- Articulate a clear future vision and strategic direction: A clear vision needs to be articulated but simply knowing where you’re going is not enough. People need to know how they are progressing. A clear line of sight between today and the end goal is essential. Sharing this information prevents information voids. This stops people being distracted and demoralised by rumour and false information.
- Emphasise the importance of relationships: Developing bonds between employees is critical to building morale - via improved team working, mentoring or buddying. Team building events can really help with group cohesion. Catching up for a January coffee might look like unproductive time, but it is a good way of building social glue by sharing tales of Christmas triumphs or disasters.
The void created by the failure to communicate is soon filled with poison, drivel and misrepresentation.
Improving performance and customer satisfaction
Morale tangibly affects the performance of customer-facing operations.
Firstly, high morale improves customer service. It may seem a clichéd statement but our research in contact centres clearly demonstrates this. High morale individuals are more cheerful and willing to help customers and, when carrying out more demanding tasks, are more resilient to the eccentricities (!) of customer demands.
Next, high morale individuals will put in more effort and willingly go the extra mile for both customers and colleagues. Conversely, low morale individuals will, at best, do what is required and no more (and sometimes considerably less).
Finally, individuals with high morale will collaborate and communicate more effectively, sharing knowledge and fostering better team relations. Customer queries are routed, worked on and solved quickly and more efficiently.

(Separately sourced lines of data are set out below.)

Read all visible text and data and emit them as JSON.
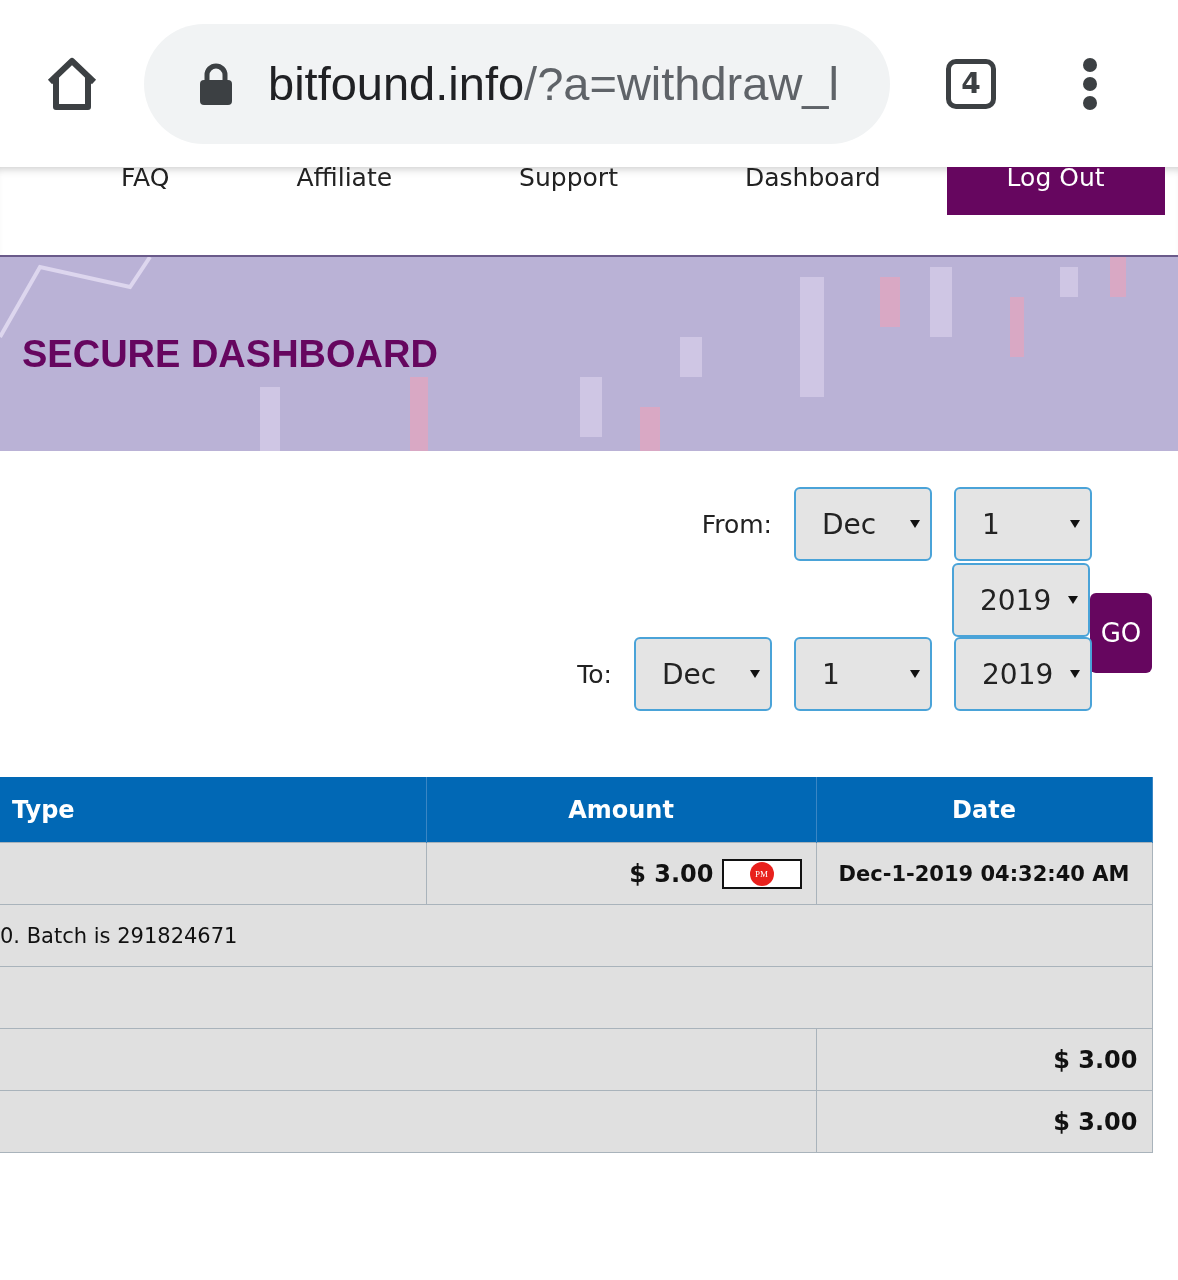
{
  "browser": {
    "url_host": "bitfound.info",
    "url_path": "/?a=withdraw_l",
    "tab_count": "4"
  },
  "nav": {
    "items": [
      {
        "label": "FAQ",
        "kind": "link"
      },
      {
        "label": "Affiliate",
        "kind": "link"
      },
      {
        "label": "Support",
        "kind": "link"
      },
      {
        "label": "Dashboard",
        "kind": "link"
      },
      {
        "label": "Log Out",
        "kind": "button"
      }
    ]
  },
  "banner": {
    "title": "SECURE DASHBOARD"
  },
  "filter": {
    "from_label": "From:",
    "from": {
      "month": "Dec",
      "day": "1",
      "year": "2019"
    },
    "to_label": "To:",
    "to": {
      "month": "Dec",
      "day": "1",
      "year": "2019"
    },
    "go": "GO"
  },
  "table": {
    "columns": [
      "Type",
      "Amount",
      "Date"
    ],
    "rows": [
      {
        "kind": "entry",
        "type": "",
        "amount": "$ 3.00",
        "badge": "PM",
        "date": "Dec-1-2019 04:32:40 AM"
      },
      {
        "kind": "note",
        "text": "0. Batch is 291824671"
      },
      {
        "kind": "blank"
      },
      {
        "kind": "total",
        "value": "$ 3.00"
      },
      {
        "kind": "total",
        "value": "$ 3.00"
      }
    ]
  }
}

One thing is clear, high morale isn’t a natural state. It takes time and effort and is a key element of providing excellent customer service. Morale needs constant positive pressure all year round to ensure it remains high. Just as a dog is for life, and not just for Christmas, morale is for all year round, and not just for January.
To download the award winning Chartered Management Institute ‘Morale Matters’ paper by Dr Ben Hardy, Dr Tanya Alcock & Dr Jon Malpass go to: http://www.managers.org.uk/about-us/media-centre/cmi-press-releases/morale-matters-for-uk-managers